Shea butter, a natural fat from Shea nuts, comes from Shea trees, indigenous to sub-Saharan Africa. Shea trees take 15 years to produce their first nuts. Shea butter is the only natural fat that contains all the nutrients the skin needs and its production is a centuries-old craft practiced by local women for cooking and skincare. Demand for Shea is growing sharply, with volumes set to double by 2050.
However, this growth is primarily for unprocessed Shea nuts, not Sheabutter, to extract oil used by the plant-based food industry. While Africa exports more Shea nuts, traditional Shea processing communities suffer as processing is mechanised in urban centres and abroad. Women, once empowered artisan Sheabutter producers, are now exploited as Shea nut collectors: work with minimal social standing and earnings that don’t come close to the UN poverty rate.

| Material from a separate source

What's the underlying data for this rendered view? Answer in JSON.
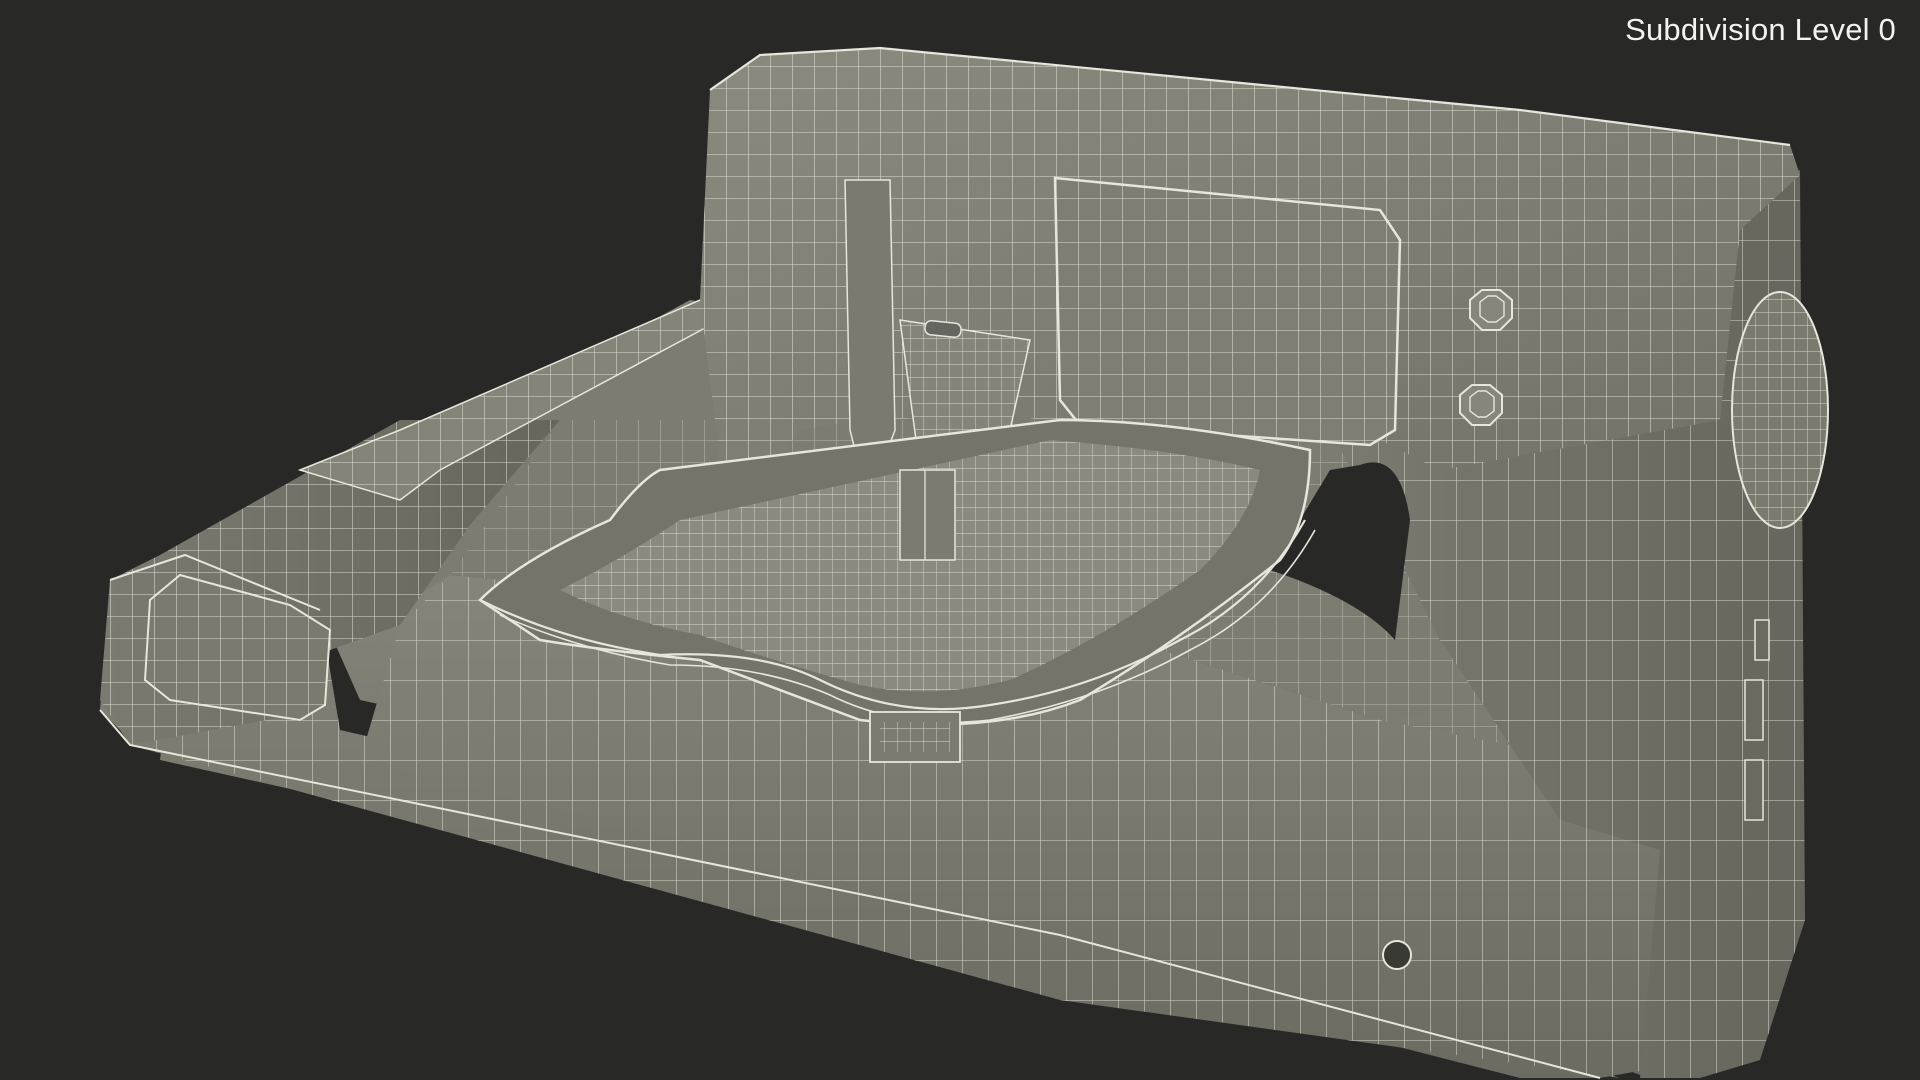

Dipaliya Women Take Back Control
Dipaliya Women’s Association (DWA), a registered women’s’ co-operative in Northern Ghana, has chosen a different path to sustain their position. Supported by community leaders and Dipaliya Foundation volunteers in the Netherlands, they have developed the “Return on Extraction” (RoE) model for sustainable Shea trading.
Deployed since 2018, RoE relies on communities determining their own priorities and motivations without outside agendas. DWA’s goals are: 1) Make quality, organic Shea butter using traditional skills 2) Pay fair wages that value those skills 3) Generate revenue to expand organic community farming.
With a reputation for quality and reliability, DWA built a Shea butter processing center in 2019, the largest and best equipped in Ghana. But when COVID-19 hit months after the first shipment, retail sales slowed despite new partnerships with small brands.
Today, an organisational structure is in place that aligns with DWA’s objectives:
- DWA owns the processing center.
- Dipaliya Foundation arranges logistics, sales, and payments, mandated to reinvest over 90% of surplus in the Community Investment Fund.
- The Community Investment Fund, run by local leaders, receives the surplus to reinvest in organic farming.
Despite this progress, current B2B revenues cannot fund the next production batch. Most traders buy the cheapest Shea, and pioneer brands buying directly are still rare. But consumers want sustainable products from transparent supply chains.
So DWA is launching its Dipaliya Raw consumer brand, a B2C social entrepreneurship venture allowing shoppers to buy exceptional, healing Shea butter directly from Ghanaian women. QR codes on jars show the specific woman that produced it and her story.
This unlocks the supply chain, directly linking the consumer purchase to rural Africa and giving African women a voice. Dipaliya demonstrates how ethical trading and conscious purchases can be aligned in a win-win-win situation benefiting people, planet, and climate.
While the RoE model is proven, DWA is not yet self-sufficient. Women still depend on community support and Dipaliya Foundation volunteers. Autonomy will take years, but African communities are patient and measure progress over generations. Dipaliya means “dreams of the heart come true” in the Dagomba tribe language.
The lending certificates are 5.000,00 Euro each (6% interest), with two certificates at 8% interest or half a certificate at 4%. Saakuba community in Ghana has offered to host a lucky Direct Investor to experiencing living with them (To be selected in a blind lottery – travel expenses not included).